* [Try it] Each line below should be copied exactly as it stands.

* [Records supplied]
○ ○ ○

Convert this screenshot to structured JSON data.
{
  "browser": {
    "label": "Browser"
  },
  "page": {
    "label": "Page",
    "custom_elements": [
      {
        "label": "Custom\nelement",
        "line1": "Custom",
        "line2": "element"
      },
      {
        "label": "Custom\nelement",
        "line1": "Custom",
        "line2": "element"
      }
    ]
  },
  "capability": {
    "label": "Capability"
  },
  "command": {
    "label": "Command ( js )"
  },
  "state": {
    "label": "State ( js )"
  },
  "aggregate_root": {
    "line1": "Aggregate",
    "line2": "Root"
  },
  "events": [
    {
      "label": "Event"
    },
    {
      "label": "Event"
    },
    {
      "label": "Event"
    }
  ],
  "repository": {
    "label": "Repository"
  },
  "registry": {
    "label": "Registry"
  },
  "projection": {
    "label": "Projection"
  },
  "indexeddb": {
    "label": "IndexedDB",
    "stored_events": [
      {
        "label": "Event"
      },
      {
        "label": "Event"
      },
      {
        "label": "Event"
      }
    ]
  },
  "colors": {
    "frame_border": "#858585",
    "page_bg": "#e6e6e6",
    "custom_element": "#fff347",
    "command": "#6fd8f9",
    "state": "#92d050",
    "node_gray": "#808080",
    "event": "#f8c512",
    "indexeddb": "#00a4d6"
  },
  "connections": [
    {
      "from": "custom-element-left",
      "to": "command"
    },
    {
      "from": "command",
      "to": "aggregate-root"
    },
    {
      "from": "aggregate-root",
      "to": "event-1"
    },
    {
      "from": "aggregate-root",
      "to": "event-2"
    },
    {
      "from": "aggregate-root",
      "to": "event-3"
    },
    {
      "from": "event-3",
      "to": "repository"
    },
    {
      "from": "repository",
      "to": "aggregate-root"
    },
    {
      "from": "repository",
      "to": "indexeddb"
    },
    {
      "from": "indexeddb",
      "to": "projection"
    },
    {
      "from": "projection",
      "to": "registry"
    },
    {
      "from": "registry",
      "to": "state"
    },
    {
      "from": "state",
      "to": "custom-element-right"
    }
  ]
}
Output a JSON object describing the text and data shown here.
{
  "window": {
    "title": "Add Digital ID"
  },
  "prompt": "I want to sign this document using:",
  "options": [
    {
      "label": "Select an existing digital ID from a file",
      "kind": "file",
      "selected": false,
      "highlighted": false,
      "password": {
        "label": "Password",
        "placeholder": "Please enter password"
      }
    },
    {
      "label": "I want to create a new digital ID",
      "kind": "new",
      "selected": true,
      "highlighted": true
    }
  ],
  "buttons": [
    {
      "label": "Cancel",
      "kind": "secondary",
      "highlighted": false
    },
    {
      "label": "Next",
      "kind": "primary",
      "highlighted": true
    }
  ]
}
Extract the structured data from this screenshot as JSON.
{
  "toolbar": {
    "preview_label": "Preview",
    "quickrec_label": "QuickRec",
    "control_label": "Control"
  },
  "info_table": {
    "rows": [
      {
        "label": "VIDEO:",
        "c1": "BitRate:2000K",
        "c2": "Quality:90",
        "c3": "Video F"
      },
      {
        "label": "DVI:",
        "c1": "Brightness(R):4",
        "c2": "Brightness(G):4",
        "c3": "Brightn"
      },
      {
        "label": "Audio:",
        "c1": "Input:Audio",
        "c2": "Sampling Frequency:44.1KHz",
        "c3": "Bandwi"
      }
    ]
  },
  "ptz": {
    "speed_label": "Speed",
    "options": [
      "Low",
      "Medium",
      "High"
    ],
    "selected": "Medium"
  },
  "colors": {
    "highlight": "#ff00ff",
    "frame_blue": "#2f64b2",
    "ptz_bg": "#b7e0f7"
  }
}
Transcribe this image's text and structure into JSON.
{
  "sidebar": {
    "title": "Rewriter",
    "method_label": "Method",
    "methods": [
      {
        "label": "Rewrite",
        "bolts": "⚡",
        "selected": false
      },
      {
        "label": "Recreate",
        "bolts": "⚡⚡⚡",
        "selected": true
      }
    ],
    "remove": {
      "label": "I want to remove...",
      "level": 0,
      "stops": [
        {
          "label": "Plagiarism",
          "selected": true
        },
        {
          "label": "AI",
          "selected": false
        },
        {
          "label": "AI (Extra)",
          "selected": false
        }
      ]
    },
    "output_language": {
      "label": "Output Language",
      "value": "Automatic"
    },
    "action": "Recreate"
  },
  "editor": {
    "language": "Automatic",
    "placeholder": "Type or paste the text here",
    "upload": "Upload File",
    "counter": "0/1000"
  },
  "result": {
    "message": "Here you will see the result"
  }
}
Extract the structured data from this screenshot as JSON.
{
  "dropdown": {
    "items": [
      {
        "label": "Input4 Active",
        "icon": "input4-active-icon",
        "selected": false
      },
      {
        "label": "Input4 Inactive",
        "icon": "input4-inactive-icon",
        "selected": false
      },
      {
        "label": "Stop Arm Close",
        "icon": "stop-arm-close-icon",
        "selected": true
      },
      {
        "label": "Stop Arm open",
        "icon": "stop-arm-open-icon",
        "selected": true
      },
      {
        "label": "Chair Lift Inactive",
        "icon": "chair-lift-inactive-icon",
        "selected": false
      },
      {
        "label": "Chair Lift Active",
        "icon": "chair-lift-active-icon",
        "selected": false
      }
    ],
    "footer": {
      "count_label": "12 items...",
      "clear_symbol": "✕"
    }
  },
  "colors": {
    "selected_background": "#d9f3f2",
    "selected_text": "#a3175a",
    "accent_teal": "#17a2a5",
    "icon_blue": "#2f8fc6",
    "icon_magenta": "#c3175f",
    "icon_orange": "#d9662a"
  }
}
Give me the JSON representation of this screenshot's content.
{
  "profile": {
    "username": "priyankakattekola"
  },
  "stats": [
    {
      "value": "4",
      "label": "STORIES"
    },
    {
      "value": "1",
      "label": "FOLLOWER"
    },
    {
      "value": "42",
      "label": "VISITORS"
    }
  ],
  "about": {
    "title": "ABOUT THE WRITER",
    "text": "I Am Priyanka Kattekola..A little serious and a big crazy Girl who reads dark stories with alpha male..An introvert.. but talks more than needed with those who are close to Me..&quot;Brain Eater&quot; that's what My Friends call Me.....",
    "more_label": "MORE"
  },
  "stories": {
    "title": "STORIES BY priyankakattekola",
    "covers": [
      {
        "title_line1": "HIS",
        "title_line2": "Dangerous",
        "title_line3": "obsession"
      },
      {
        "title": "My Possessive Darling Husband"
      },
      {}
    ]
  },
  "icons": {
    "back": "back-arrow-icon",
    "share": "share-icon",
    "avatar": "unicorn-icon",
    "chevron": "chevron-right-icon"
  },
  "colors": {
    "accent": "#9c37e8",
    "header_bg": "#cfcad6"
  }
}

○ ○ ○

* [Solution]
Convert this screenshot to structured JSON data.
{
  "browser": {
    "label": "Browser"
  },
  "page": {
    "label": "Page",
    "custom_elements": [
      {
        "label": "Custom\nelement",
        "line1": "Custom",
        "line2": "element"
      },
      {
        "label": "Custom\nelement",
        "line1": "Custom",
        "line2": "element"
      }
    ]
  },
  "capability": {
    "label": "Capability"
  },
  "command": {
    "label": "Command ( js )"
  },
  "state": {
    "label": "State ( js )"
  },
  "aggregate_root": {
    "line1": "Aggregate",
    "line2": "Root"
  },
  "events": [
    {
      "label": "Event"
    },
    {
      "label": "Event"
    },
    {
      "label": "Event"
    }
  ],
  "repository": {
    "label": "Repository"
  },
  "registry": {
    "label": "Registry"
  },
  "projection": {
    "label": "Projection"
  },
  "indexeddb": {
    "label": "IndexedDB",
    "stored_events": [
      {
        "label": "Event"
      },
      {
        "label": "Event"
      },
      {
        "label": "Event"
      }
    ]
  },
  "colors": {
    "frame_border": "#858585",
    "page_bg": "#e6e6e6",
    "custom_element": "#fff347",
    "command": "#6fd8f9",
    "state": "#92d050",
    "node_gray": "#808080",
    "event": "#f8c512",
    "indexeddb": "#00a4d6"
  },
  "connections": [
    {
      "from": "custom-element-left",
      "to": "command"
    },
    {
      "from": "command",
      "to": "aggregate-root"
    },
    {
      "from": "aggregate-root",
      "to": "event-1"
    },
    {
      "from": "aggregate-root",
      "to": "event-2"
    },
    {
      "from": "aggregate-root",
      "to": "event-3"
    },
    {
      "from": "event-3",
      "to": "repository"
    },
    {
      "from": "repository",
      "to": "aggregate-root"
    },
    {
      "from": "repository",
      "to": "indexeddb"
    },
    {
      "from": "indexeddb",
      "to": "projection"
    },
    {
      "from": "projection",
      "to": "registry"
    },
    {
      "from": "registry",
      "to": "state"
    },
    {
      "from": "state",
      "to": "custom-element-right"
    }
  ]
}
Output a JSON object describing the text and data shown here.
{
  "window": {
    "title": "Add Digital ID"
  },
  "prompt": "I want to sign this document using:",
  "options": [
    {
      "label": "Select an existing digital ID from a file",
      "kind": "file",
      "selected": false,
      "highlighted": false,
      "password": {
        "label": "Password",
        "placeholder": "Please enter password"
      }
    },
    {
      "label": "I want to create a new digital ID",
      "kind": "new",
      "selected": true,
      "highlighted": true
    }
  ],
  "buttons": [
    {
      "label": "Cancel",
      "kind": "secondary",
      "highlighted": false
    },
    {
      "label": "Next",
      "kind": "primary",
      "highlighted": true
    }
  ]
}
Extract the structured data from this screenshot as JSON.
{
  "toolbar": {
    "preview_label": "Preview",
    "quickrec_label": "QuickRec",
    "control_label": "Control"
  },
  "info_table": {
    "rows": [
      {
        "label": "VIDEO:",
        "c1": "BitRate:2000K",
        "c2": "Quality:90",
        "c3": "Video F"
      },
      {
        "label": "DVI:",
        "c1": "Brightness(R):4",
        "c2": "Brightness(G):4",
        "c3": "Brightn"
      },
      {
        "label": "Audio:",
        "c1": "Input:Audio",
        "c2": "Sampling Frequency:44.1KHz",
        "c3": "Bandwi"
      }
    ]
  },
  "ptz": {
    "speed_label": "Speed",
    "options": [
      "Low",
      "Medium",
      "High"
    ],
    "selected": "Medium"
  },
  "colors": {
    "highlight": "#ff00ff",
    "frame_blue": "#2f64b2",
    "ptz_bg": "#b7e0f7"
  }
}
Transcribe this image's text and structure into JSON.
{
  "sidebar": {
    "title": "Rewriter",
    "method_label": "Method",
    "methods": [
      {
        "label": "Rewrite",
        "bolts": "⚡",
        "selected": false
      },
      {
        "label": "Recreate",
        "bolts": "⚡⚡⚡",
        "selected": true
      }
    ],
    "remove": {
      "label": "I want to remove...",
      "level": 0,
      "stops": [
        {
          "label": "Plagiarism",
          "selected": true
        },
        {
          "label": "AI",
          "selected": false
        },
        {
          "label": "AI (Extra)",
          "selected": false
        }
      ]
    },
    "output_language": {
      "label": "Output Language",
      "value": "Automatic"
    },
    "action": "Recreate"
  },
  "editor": {
    "language": "Automatic",
    "placeholder": "Type or paste the text here",
    "upload": "Upload File",
    "counter": "0/1000"
  },
  "result": {
    "message": "Here you will see the result"
  }
}
Extract the structured data from this screenshot as JSON.
{
  "dropdown": {
    "items": [
      {
        "label": "Input4 Active",
        "icon": "input4-active-icon",
        "selected": false
      },
      {
        "label": "Input4 Inactive",
        "icon": "input4-inactive-icon",
        "selected": false
      },
      {
        "label": "Stop Arm Close",
        "icon": "stop-arm-close-icon",
        "selected": true
      },
      {
        "label": "Stop Arm open",
        "icon": "stop-arm-open-icon",
        "selected": true
      },
      {
        "label": "Chair Lift Inactive",
        "icon": "chair-lift-inactive-icon",
        "selected": false
      },
      {
        "label": "Chair Lift Active",
        "icon": "chair-lift-active-icon",
        "selected": false
      }
    ],
    "footer": {
      "count_label": "12 items...",
      "clear_symbol": "✕"
    }
  },
  "colors": {
    "selected_background": "#d9f3f2",
    "selected_text": "#a3175a",
    "accent_teal": "#17a2a5",
    "icon_blue": "#2f8fc6",
    "icon_magenta": "#c3175f",
    "icon_orange": "#d9662a"
  }
}
Give me the JSON representation of this screenshot's content.
{
  "profile": {
    "username": "priyankakattekola"
  },
  "stats": [
    {
      "value": "4",
      "label": "STORIES"
    },
    {
      "value": "1",
      "label": "FOLLOWER"
    },
    {
      "value": "42",
      "label": "VISITORS"
    }
  ],
  "about": {
    "title": "ABOUT THE WRITER",
    "text": "I Am Priyanka Kattekola..A little serious and a big crazy Girl who reads dark stories with alpha male..An introvert.. but talks more than needed with those who are close to Me..&quot;Brain Eater&quot; that's what My Friends call Me.....",
    "more_label": "MORE"
  },
  "stories": {
    "title": "STORIES BY priyankakattekola",
    "covers": [
      {
        "title_line1": "HIS",
        "title_line2": "Dangerous",
        "title_line3": "obsession"
      },
      {
        "title": "My Possessive Darling Husband"
      },
      {}
    ]
  },
  "icons": {
    "back": "back-arrow-icon",
    "share": "share-icon",
    "avatar": "unicorn-icon",
    "chevron": "chevron-right-icon"
  },
  "colors": {
    "accent": "#9c37e8",
    "header_bg": "#cfcad6"
  }
}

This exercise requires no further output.